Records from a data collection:
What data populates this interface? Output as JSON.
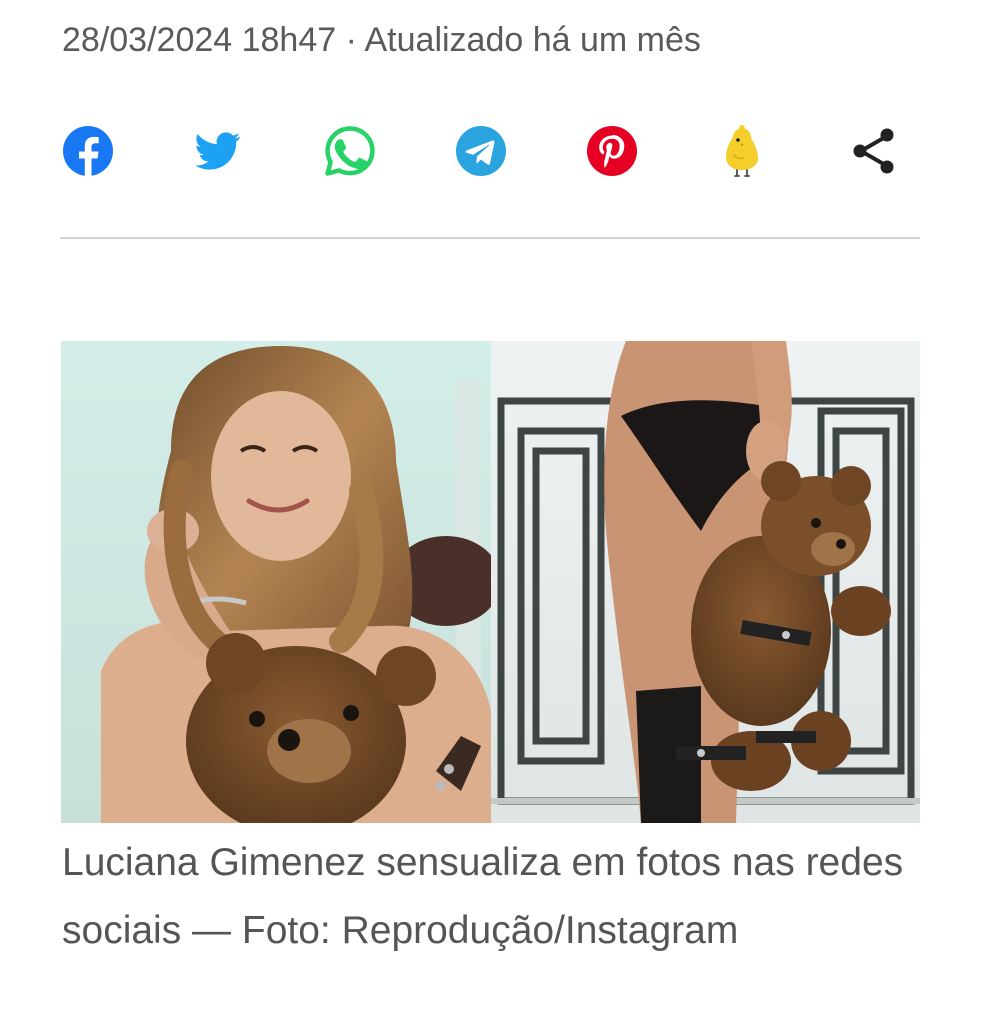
{
  "article": {
    "meta": "28/03/2024 18h47 · Atualizado há um mês"
  },
  "share": {
    "buttons": [
      {
        "name": "facebook",
        "icon": "facebook-icon",
        "color": "#1877f2"
      },
      {
        "name": "twitter",
        "icon": "twitter-bird-icon",
        "color": "#1da1f2"
      },
      {
        "name": "whatsapp",
        "icon": "whatsapp-icon",
        "color": "#25d366"
      },
      {
        "name": "telegram",
        "icon": "telegram-icon",
        "color": "#2aa3df"
      },
      {
        "name": "pinterest",
        "icon": "pinterest-icon",
        "color": "#e60023"
      },
      {
        "name": "koo",
        "icon": "koo-bird-icon",
        "color": "#f6ce2c"
      },
      {
        "name": "share",
        "icon": "share-icon",
        "color": "#222222"
      }
    ]
  },
  "photo": {
    "alt": "Luciana Gimenez sensualiza em fotos nas redes sociais",
    "caption": "Luciana Gimenez sensualiza em fotos nas redes sociais — Foto: Reprodução/Instagram"
  }
}
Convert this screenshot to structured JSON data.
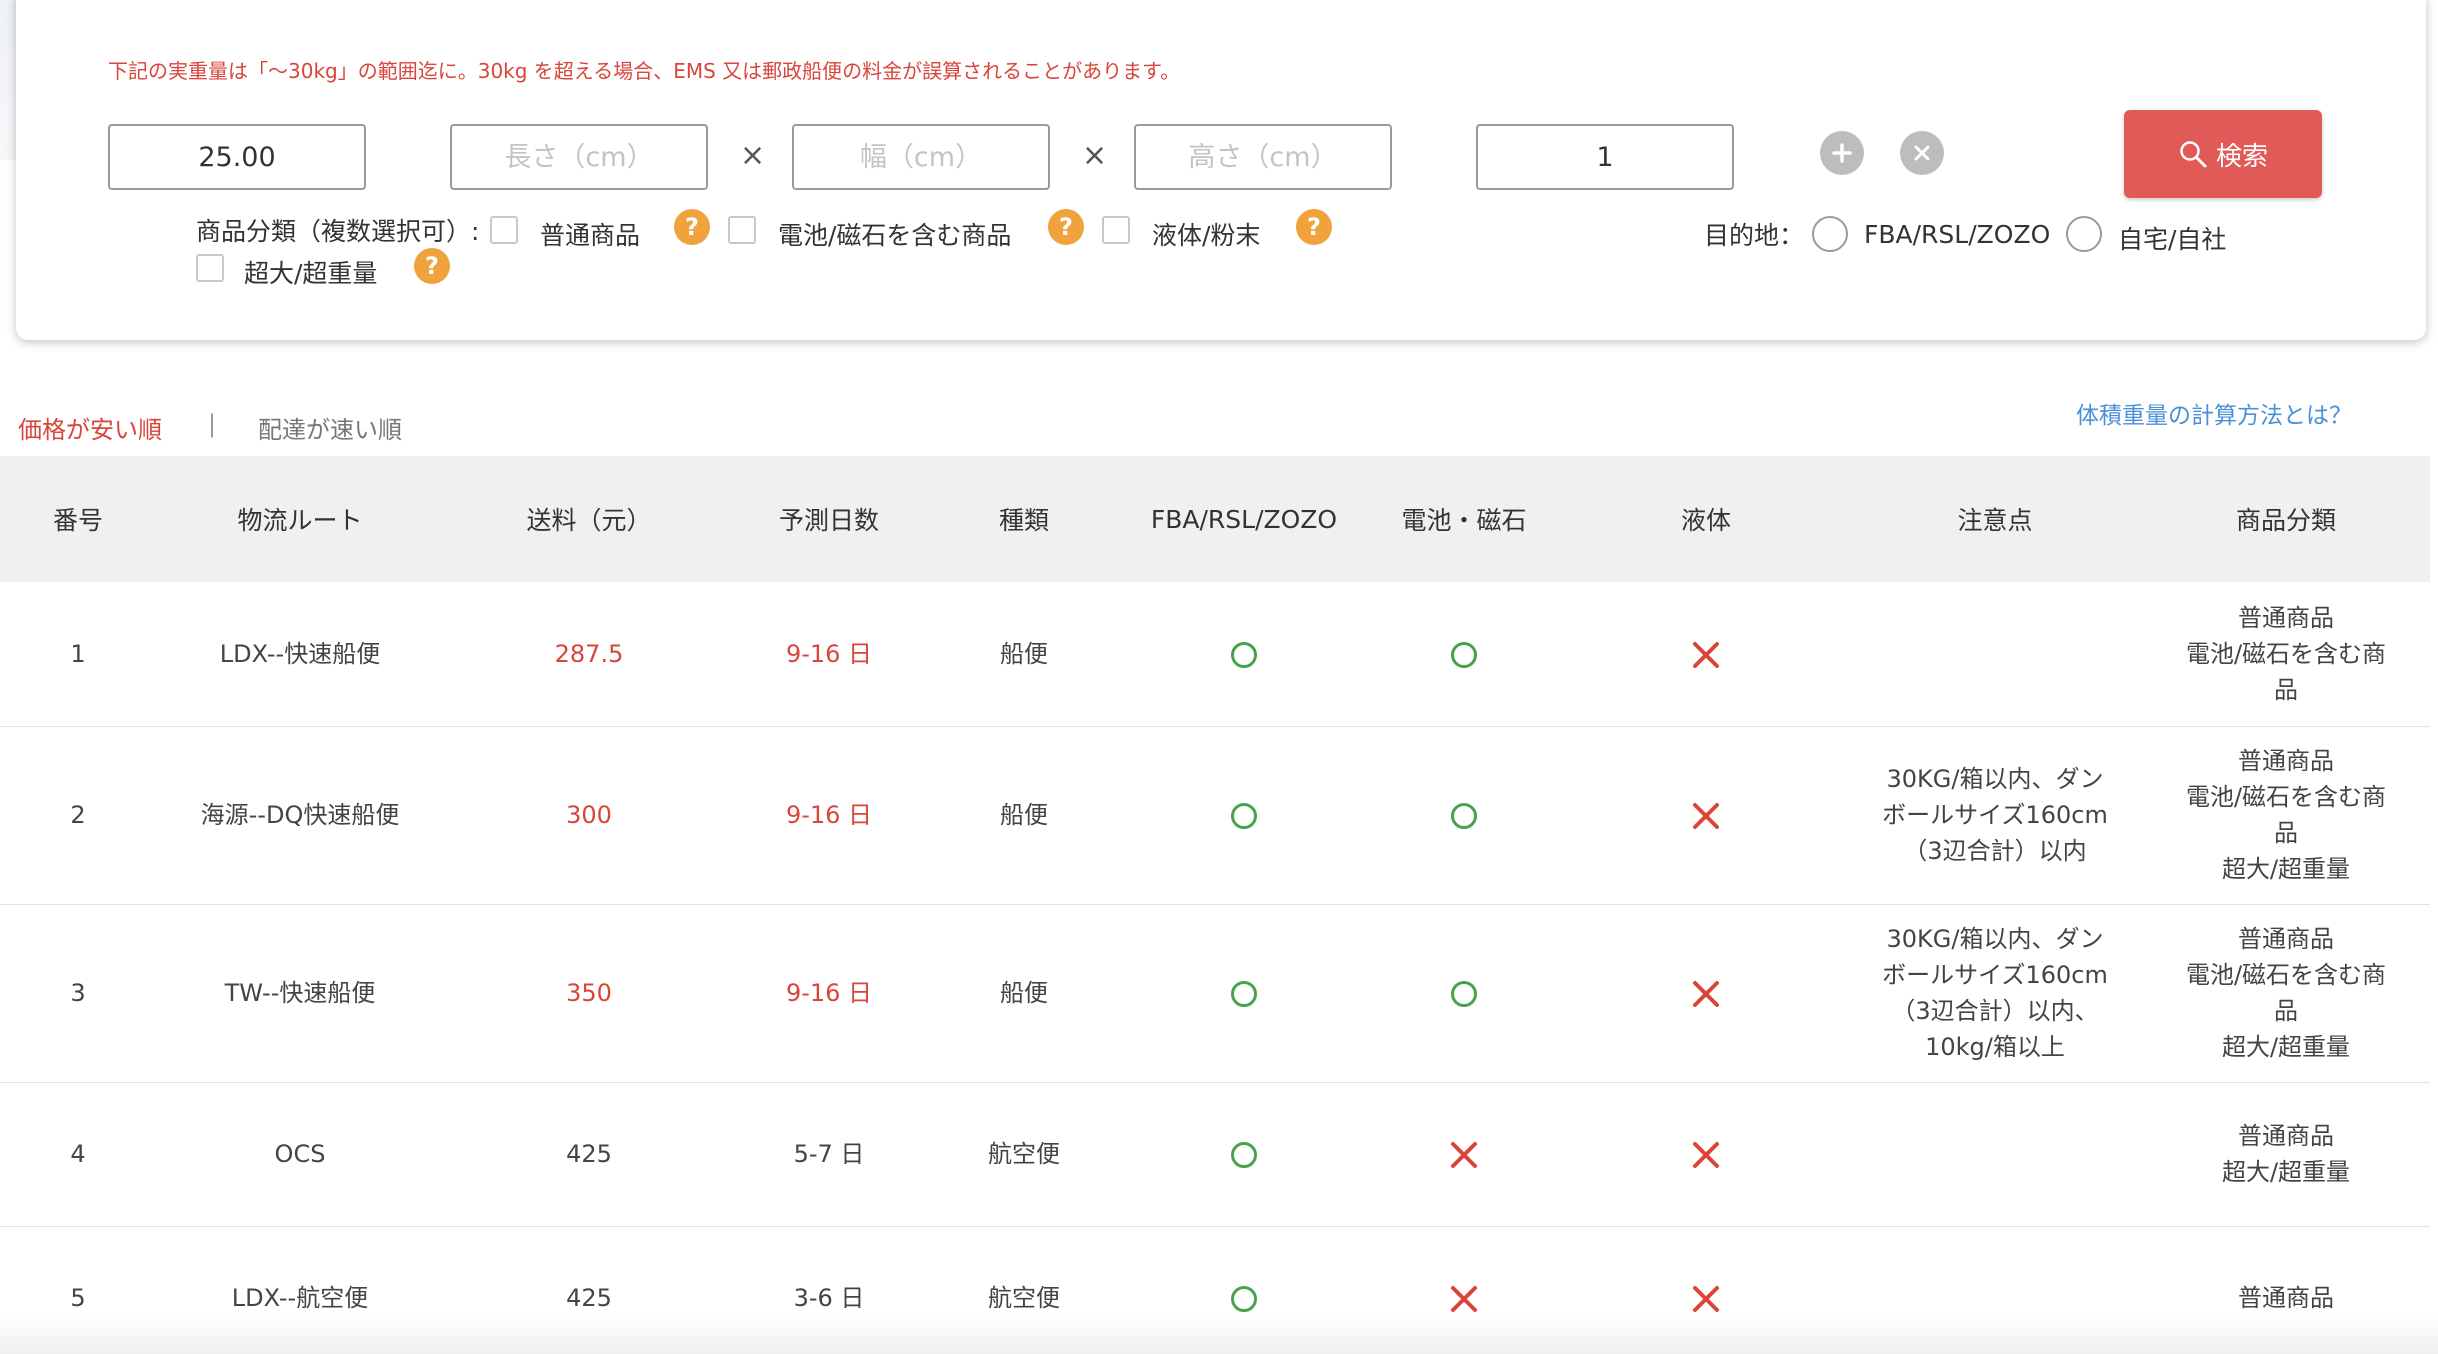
{
  "notice": "下記の実重量は「〜30kg」の範囲迄に。30kg を超える場合、EMS 又は郵政船便の料金が誤算されることがあります。",
  "inputs": {
    "weight_value": "25.00",
    "length_placeholder": "長さ（cm）",
    "width_placeholder": "幅（cm）",
    "height_placeholder": "高さ（cm）",
    "times_symbol": "×",
    "quantity_value": "1"
  },
  "search_label": "検索",
  "category": {
    "label": "商品分類（複数選択可）:",
    "options": [
      "普通商品",
      "電池/磁石を含む商品",
      "液体/粉末",
      "超大/超重量"
    ],
    "help": "?"
  },
  "destination": {
    "label": "目的地：",
    "options": [
      "FBA/RSL/ZOZO",
      "自宅/自社"
    ]
  },
  "sort": {
    "active": "価格が安い順",
    "separator": "|",
    "other": "配達が速い順"
  },
  "calc_link": "体積重量の計算方法とは？",
  "table": {
    "headers": [
      "番号",
      "物流ルート",
      "送料（元）",
      "予測日数",
      "種類",
      "FBA/RSL/ZOZO",
      "電池・磁石",
      "液体",
      "注意点",
      "商品分類"
    ],
    "rows": [
      {
        "no": "1",
        "route": "LDX--快速船便",
        "fee": "287.5",
        "days": "9-16 日",
        "type": "船便",
        "fba": true,
        "battery": true,
        "liquid": false,
        "notes": [],
        "categories": [
          "普通商品",
          "電池/磁石を含む商",
          "品"
        ]
      },
      {
        "no": "2",
        "route": "海源--DQ快速船便",
        "fee": "300",
        "days": "9-16 日",
        "type": "船便",
        "fba": true,
        "battery": true,
        "liquid": false,
        "notes": [
          "30KG/箱以内、ダン",
          "ボールサイズ160cm",
          "（3辺合計）以内"
        ],
        "categories": [
          "普通商品",
          "電池/磁石を含む商",
          "品",
          "超大/超重量"
        ]
      },
      {
        "no": "3",
        "route": "TW--快速船便",
        "fee": "350",
        "days": "9-16 日",
        "type": "船便",
        "fba": true,
        "battery": true,
        "liquid": false,
        "notes": [
          "30KG/箱以内、ダン",
          "ボールサイズ160cm",
          "（3辺合計）以内、",
          "10kg/箱以上"
        ],
        "categories": [
          "普通商品",
          "電池/磁石を含む商",
          "品",
          "超大/超重量"
        ]
      },
      {
        "no": "4",
        "route": "OCS",
        "fee": "425",
        "days": "5-7 日",
        "type": "航空便",
        "fba": true,
        "battery": false,
        "liquid": false,
        "notes": [],
        "categories": [
          "普通商品",
          "超大/超重量"
        ]
      },
      {
        "no": "5",
        "route": "LDX--航空便",
        "fee": "425",
        "days": "3-6 日",
        "type": "航空便",
        "fba": true,
        "battery": false,
        "liquid": false,
        "notes": [],
        "categories": [
          "普通商品"
        ]
      }
    ]
  },
  "colors": {
    "accent_red": "#d9453a",
    "button_red": "#e05b57",
    "ok_green": "#46a34a",
    "help_orange": "#f0a33c",
    "link_blue": "#4a90d9"
  }
}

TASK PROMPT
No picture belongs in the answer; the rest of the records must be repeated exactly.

COMPLETED EXERCISE
What data populates this interface? Output as JSON.
{
  "article": {
    "meta": "28/03/2024 18h47 · Atualizado há um mês"
  },
  "share": {
    "buttons": [
      {
        "name": "facebook",
        "icon": "facebook-icon",
        "color": "#1877f2"
      },
      {
        "name": "twitter",
        "icon": "twitter-bird-icon",
        "color": "#1da1f2"
      },
      {
        "name": "whatsapp",
        "icon": "whatsapp-icon",
        "color": "#25d366"
      },
      {
        "name": "telegram",
        "icon": "telegram-icon",
        "color": "#2aa3df"
      },
      {
        "name": "pinterest",
        "icon": "pinterest-icon",
        "color": "#e60023"
      },
      {
        "name": "koo",
        "icon": "koo-bird-icon",
        "color": "#f6ce2c"
      },
      {
        "name": "share",
        "icon": "share-icon",
        "color": "#222222"
      }
    ]
  },
  "photo": {
    "alt": "Luciana Gimenez sensualiza em fotos nas redes sociais",
    "caption": "Luciana Gimenez sensualiza em fotos nas redes sociais — Foto: Reprodução/Instagram"
  }
}
Convert this screenshot to structured JSON data.
{
  "notice": "下記の実重量は「〜30kg」の範囲迄に。30kg を超える場合、EMS 又は郵政船便の料金が誤算されることがあります。",
  "inputs": {
    "weight_value": "25.00",
    "length_placeholder": "長さ（cm）",
    "width_placeholder": "幅（cm）",
    "height_placeholder": "高さ（cm）",
    "times_symbol": "×",
    "quantity_value": "1"
  },
  "search_label": "検索",
  "category": {
    "label": "商品分類（複数選択可）:",
    "options": [
      "普通商品",
      "電池/磁石を含む商品",
      "液体/粉末",
      "超大/超重量"
    ],
    "help": "?"
  },
  "destination": {
    "label": "目的地：",
    "options": [
      "FBA/RSL/ZOZO",
      "自宅/自社"
    ]
  },
  "sort": {
    "active": "価格が安い順",
    "separator": "|",
    "other": "配達が速い順"
  },
  "calc_link": "体積重量の計算方法とは？",
  "table": {
    "headers": [
      "番号",
      "物流ルート",
      "送料（元）",
      "予測日数",
      "種類",
      "FBA/RSL/ZOZO",
      "電池・磁石",
      "液体",
      "注意点",
      "商品分類"
    ],
    "rows": [
      {
        "no": "1",
        "route": "LDX--快速船便",
        "fee": "287.5",
        "days": "9-16 日",
        "type": "船便",
        "fba": true,
        "battery": true,
        "liquid": false,
        "notes": [],
        "categories": [
          "普通商品",
          "電池/磁石を含む商",
          "品"
        ]
      },
      {
        "no": "2",
        "route": "海源--DQ快速船便",
        "fee": "300",
        "days": "9-16 日",
        "type": "船便",
        "fba": true,
        "battery": true,
        "liquid": false,
        "notes": [
          "30KG/箱以内、ダン",
          "ボールサイズ160cm",
          "（3辺合計）以内"
        ],
        "categories": [
          "普通商品",
          "電池/磁石を含む商",
          "品",
          "超大/超重量"
        ]
      },
      {
        "no": "3",
        "route": "TW--快速船便",
        "fee": "350",
        "days": "9-16 日",
        "type": "船便",
        "fba": true,
        "battery": true,
        "liquid": false,
        "notes": [
          "30KG/箱以内、ダン",
          "ボールサイズ160cm",
          "（3辺合計）以内、",
          "10kg/箱以上"
        ],
        "categories": [
          "普通商品",
          "電池/磁石を含む商",
          "品",
          "超大/超重量"
        ]
      },
      {
        "no": "4",
        "route": "OCS",
        "fee": "425",
        "days": "5-7 日",
        "type": "航空便",
        "fba": true,
        "battery": false,
        "liquid": false,
        "notes": [],
        "categories": [
          "普通商品",
          "超大/超重量"
        ]
      },
      {
        "no": "5",
        "route": "LDX--航空便",
        "fee": "425",
        "days": "3-6 日",
        "type": "航空便",
        "fba": true,
        "battery": false,
        "liquid": false,
        "notes": [],
        "categories": [
          "普通商品"
        ]
      }
    ]
  },
  "colors": {
    "accent_red": "#d9453a",
    "button_red": "#e05b57",
    "ok_green": "#46a34a",
    "help_orange": "#f0a33c",
    "link_blue": "#4a90d9"
  }
}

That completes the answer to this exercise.